Rose Parade Float Celebrates Police K9 Charity
|Sgt. Mike Thomas says his police dog Tamra and 15 other police dogs donated to his Harris County Police Department in Texas by K9s4COPs has made a huge difference in combating rampant drug trafficking in the Houston area and keeping officers safe.|
“Before we got these dogs we had only 8 dogs to patrol the Houston area, which has become a hub of drug activity and transport nationwide,’’ says Sgt. Mike Thomas, who will ride atop the K9s4COPs float with his donated police dog Tamra. “With so few dogs, we were stretched too thin. It was like trying to spread a teaspoon of peanut butter across a slice of bread.’’
“In the past year just one of these dogs confiscated $6 million worth of drugs, and it cost us $10,000 to donate that trained dog,’’ Schiller says. “You do the math. Then multiply that by 16, the number of dogs we have donated in the Houston area alone, and you can imagine what a major impact that is having, and trained dogs are needed across the United States, and in countries around the world, from detecting explosives to protecting our children in schools.’’

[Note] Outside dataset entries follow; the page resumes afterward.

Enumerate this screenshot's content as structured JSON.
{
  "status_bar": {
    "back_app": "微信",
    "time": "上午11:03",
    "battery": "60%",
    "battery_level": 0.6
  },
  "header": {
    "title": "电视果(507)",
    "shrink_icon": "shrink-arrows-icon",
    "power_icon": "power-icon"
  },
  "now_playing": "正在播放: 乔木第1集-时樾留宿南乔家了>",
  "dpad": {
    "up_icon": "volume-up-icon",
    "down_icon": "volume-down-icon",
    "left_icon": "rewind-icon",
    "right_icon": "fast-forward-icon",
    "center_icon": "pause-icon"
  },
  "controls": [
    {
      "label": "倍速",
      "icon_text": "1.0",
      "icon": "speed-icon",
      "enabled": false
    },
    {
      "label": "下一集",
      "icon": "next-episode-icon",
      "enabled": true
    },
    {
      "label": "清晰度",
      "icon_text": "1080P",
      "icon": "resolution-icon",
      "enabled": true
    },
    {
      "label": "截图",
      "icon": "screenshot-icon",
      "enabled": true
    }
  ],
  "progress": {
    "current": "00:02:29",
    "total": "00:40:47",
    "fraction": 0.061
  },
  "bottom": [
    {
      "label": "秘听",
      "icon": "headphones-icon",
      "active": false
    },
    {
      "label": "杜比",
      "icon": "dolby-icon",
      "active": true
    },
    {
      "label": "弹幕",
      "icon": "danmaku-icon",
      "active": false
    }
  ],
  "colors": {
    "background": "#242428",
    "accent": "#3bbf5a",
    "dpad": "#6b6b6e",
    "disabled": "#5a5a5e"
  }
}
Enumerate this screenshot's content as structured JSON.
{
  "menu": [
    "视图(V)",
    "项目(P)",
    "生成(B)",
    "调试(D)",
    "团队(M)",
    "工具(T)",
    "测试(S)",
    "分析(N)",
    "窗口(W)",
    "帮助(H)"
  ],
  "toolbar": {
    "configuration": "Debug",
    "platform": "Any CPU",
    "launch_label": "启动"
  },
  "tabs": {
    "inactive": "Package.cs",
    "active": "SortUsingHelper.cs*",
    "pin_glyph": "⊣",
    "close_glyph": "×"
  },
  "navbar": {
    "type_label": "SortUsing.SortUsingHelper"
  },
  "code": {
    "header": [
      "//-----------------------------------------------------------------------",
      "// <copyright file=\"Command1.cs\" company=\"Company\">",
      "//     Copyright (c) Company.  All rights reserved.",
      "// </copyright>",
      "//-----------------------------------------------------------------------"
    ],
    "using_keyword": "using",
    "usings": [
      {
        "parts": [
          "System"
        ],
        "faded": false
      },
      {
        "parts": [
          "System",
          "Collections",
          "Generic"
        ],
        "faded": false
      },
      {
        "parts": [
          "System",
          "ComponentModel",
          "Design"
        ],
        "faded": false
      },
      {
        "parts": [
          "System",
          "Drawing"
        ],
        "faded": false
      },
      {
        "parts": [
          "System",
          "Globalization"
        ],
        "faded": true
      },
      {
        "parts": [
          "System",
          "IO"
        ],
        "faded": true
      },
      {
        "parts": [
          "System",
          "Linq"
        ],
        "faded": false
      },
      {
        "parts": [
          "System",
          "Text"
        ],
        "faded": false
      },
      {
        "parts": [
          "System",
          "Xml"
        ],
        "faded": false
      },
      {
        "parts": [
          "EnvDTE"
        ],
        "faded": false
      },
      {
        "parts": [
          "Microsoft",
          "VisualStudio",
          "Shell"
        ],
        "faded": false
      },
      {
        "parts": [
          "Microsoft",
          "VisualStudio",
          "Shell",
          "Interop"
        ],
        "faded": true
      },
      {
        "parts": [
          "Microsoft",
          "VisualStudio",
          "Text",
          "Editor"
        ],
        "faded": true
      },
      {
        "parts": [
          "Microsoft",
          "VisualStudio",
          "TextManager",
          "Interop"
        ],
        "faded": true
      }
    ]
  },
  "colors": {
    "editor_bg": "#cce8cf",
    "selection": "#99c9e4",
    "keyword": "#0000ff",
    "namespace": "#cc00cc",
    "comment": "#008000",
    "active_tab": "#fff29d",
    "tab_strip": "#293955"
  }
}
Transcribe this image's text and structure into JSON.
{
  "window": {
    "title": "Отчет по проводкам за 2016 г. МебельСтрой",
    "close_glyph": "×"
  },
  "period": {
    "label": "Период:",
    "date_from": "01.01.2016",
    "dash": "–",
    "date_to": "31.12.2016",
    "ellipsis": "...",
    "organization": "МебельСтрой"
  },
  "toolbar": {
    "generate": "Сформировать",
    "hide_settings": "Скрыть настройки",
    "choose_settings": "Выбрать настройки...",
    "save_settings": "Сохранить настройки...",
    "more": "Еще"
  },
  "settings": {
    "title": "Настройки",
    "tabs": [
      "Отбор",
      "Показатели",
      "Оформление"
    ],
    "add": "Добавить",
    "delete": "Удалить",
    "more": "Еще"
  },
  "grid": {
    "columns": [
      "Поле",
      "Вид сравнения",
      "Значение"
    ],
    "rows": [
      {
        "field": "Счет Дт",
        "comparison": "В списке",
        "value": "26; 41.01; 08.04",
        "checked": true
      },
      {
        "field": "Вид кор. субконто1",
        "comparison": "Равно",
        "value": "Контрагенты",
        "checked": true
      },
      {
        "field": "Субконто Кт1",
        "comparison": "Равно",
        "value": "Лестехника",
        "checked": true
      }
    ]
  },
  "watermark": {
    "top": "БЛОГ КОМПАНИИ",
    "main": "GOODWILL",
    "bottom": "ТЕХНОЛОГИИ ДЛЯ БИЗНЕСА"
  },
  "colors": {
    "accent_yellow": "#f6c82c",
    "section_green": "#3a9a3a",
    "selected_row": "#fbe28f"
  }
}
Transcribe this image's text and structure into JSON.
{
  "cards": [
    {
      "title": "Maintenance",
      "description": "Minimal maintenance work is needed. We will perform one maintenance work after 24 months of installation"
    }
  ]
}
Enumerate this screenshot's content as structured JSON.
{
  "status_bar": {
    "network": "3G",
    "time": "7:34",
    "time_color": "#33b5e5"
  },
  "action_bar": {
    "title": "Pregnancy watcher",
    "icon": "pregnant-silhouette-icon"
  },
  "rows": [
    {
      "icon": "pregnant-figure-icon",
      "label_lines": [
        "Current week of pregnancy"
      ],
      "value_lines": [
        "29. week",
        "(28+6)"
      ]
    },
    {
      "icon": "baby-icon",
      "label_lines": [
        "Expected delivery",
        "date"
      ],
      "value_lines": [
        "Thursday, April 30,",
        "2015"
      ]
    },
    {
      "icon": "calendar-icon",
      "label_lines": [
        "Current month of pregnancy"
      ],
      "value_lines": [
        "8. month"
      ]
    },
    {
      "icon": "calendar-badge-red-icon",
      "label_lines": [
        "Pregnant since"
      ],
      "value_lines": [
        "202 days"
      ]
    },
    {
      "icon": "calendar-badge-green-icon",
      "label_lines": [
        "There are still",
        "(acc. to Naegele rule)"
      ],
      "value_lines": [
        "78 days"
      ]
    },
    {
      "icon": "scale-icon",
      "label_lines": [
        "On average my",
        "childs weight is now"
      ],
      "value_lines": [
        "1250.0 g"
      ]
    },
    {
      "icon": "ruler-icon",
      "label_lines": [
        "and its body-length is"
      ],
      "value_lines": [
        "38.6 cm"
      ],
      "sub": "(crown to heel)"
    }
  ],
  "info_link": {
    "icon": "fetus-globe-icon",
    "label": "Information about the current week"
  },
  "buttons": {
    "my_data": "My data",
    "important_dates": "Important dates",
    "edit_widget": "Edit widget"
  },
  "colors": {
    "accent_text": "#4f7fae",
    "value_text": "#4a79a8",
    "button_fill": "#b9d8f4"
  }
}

In just over two years the foundation has donated more than 65 K9s to 23 police agencies in nine states. The dogs are specifically trained to assist law enforcement in their work and cost $10,000 to $15,000, which the foundation raises through donations.
K9s4COPs dedicates its inaugural Rose Parade float to the heroic law enforcement K9 Units across America and to the men and women who serve and protect our community. Sitting atop a bed of roses is a larger-than-life K9 that resembles the organization’s mascot a King Shepherd, Johnny Cash. Founder Kristi Schiller, her husband John and daughter Sinclair will be joined by selected officers and deputies with their K9s by their side, representing K9s that have been donated by the organization.
Police dogs are in widespread use a variety of duties, including drug, explosives, and weapon detection and missing person searches. In many jurisdictions police dogs are full-fledged police officers, often with their own badges.
“In our part of the country many officers ride alone, rather than with a partner, so having a K9 partner gives a police officer an extra measure of security,’’ says Deputy Constable Ted Dahlin. “An officer’s family knows he or she has a better chance of coming home safely with that dog by his side.’’